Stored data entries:
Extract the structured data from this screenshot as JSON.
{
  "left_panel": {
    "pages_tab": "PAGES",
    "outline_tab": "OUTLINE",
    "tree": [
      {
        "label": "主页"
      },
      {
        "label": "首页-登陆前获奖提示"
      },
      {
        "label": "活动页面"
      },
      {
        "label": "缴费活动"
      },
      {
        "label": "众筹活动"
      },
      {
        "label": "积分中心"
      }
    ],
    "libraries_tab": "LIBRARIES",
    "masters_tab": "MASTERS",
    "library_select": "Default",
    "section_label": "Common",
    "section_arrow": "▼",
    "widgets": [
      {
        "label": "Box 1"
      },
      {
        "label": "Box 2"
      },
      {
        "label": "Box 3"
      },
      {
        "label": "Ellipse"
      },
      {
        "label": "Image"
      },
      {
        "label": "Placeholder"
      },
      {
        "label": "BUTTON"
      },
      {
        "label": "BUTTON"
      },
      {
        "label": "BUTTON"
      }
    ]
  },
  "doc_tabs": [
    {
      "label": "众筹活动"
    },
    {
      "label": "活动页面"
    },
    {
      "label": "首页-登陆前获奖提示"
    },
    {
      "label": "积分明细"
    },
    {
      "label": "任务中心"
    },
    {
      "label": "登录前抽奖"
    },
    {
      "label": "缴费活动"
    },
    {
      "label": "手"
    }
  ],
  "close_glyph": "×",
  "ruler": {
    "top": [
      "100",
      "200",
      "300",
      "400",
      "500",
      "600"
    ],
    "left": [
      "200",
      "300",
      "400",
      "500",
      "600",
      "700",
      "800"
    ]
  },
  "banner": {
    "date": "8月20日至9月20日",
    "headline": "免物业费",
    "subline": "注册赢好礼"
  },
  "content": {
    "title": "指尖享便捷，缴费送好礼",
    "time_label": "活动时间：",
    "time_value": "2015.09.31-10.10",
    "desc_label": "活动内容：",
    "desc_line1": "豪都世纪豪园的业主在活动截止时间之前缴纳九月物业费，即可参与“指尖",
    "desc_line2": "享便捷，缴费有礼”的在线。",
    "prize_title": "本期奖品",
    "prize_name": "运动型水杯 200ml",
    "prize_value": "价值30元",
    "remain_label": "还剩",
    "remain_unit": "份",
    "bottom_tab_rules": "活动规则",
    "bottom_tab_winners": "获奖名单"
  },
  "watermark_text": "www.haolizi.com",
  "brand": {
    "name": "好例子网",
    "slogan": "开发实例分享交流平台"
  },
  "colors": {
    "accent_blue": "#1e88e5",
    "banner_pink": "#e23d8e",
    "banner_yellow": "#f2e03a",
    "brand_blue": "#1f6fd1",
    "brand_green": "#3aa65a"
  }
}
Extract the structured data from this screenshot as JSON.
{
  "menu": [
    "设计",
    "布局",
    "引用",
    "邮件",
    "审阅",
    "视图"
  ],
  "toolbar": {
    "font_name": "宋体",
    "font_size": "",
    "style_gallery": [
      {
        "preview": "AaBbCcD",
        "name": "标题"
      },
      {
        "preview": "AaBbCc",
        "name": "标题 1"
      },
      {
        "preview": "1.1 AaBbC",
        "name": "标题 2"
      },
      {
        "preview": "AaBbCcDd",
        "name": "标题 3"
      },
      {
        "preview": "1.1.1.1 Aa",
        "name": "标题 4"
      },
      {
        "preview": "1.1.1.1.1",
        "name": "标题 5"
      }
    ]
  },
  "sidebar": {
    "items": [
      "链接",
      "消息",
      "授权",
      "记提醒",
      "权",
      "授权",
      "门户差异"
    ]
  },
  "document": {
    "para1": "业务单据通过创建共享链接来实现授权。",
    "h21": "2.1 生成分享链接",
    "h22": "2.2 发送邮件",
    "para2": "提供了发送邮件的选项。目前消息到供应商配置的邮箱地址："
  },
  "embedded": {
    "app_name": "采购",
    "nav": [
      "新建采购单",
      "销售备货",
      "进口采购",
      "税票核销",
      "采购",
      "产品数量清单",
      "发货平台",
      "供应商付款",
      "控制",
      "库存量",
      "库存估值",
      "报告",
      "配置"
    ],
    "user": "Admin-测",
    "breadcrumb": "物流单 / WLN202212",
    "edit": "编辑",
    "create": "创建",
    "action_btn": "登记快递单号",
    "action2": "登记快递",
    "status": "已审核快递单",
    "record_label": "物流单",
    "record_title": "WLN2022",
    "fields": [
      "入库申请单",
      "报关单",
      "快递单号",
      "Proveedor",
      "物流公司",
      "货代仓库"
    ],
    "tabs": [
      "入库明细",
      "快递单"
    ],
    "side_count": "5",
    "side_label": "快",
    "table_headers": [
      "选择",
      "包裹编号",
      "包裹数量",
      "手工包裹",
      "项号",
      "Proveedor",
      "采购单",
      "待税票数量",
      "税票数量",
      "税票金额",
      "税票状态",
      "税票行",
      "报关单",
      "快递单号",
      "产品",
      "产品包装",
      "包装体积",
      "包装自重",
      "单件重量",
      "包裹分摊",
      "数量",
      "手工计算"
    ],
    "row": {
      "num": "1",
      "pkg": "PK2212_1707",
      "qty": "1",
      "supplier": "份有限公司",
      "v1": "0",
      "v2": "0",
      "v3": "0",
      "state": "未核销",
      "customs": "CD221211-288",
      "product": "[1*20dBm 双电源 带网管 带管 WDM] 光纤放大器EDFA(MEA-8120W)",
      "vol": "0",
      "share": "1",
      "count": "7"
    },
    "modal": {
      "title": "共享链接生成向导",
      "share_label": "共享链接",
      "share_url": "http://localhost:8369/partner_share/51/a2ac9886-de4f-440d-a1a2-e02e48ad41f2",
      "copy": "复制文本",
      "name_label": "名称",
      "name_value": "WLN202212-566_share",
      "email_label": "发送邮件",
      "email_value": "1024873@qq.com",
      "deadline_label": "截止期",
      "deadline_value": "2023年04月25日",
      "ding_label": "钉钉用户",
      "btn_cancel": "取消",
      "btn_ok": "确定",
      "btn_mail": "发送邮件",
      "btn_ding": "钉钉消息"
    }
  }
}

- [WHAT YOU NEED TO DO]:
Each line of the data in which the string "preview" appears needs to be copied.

- [SOLVED PROBLEM]:
        "preview": "AaBbCcD",
        "preview": "AaBbCc",
        "preview": "1.1 AaBbC",
        "preview": "AaBbCcDd",
        "preview": "1.1.1.1 Aa",
        "preview": "1.1.1.1.1",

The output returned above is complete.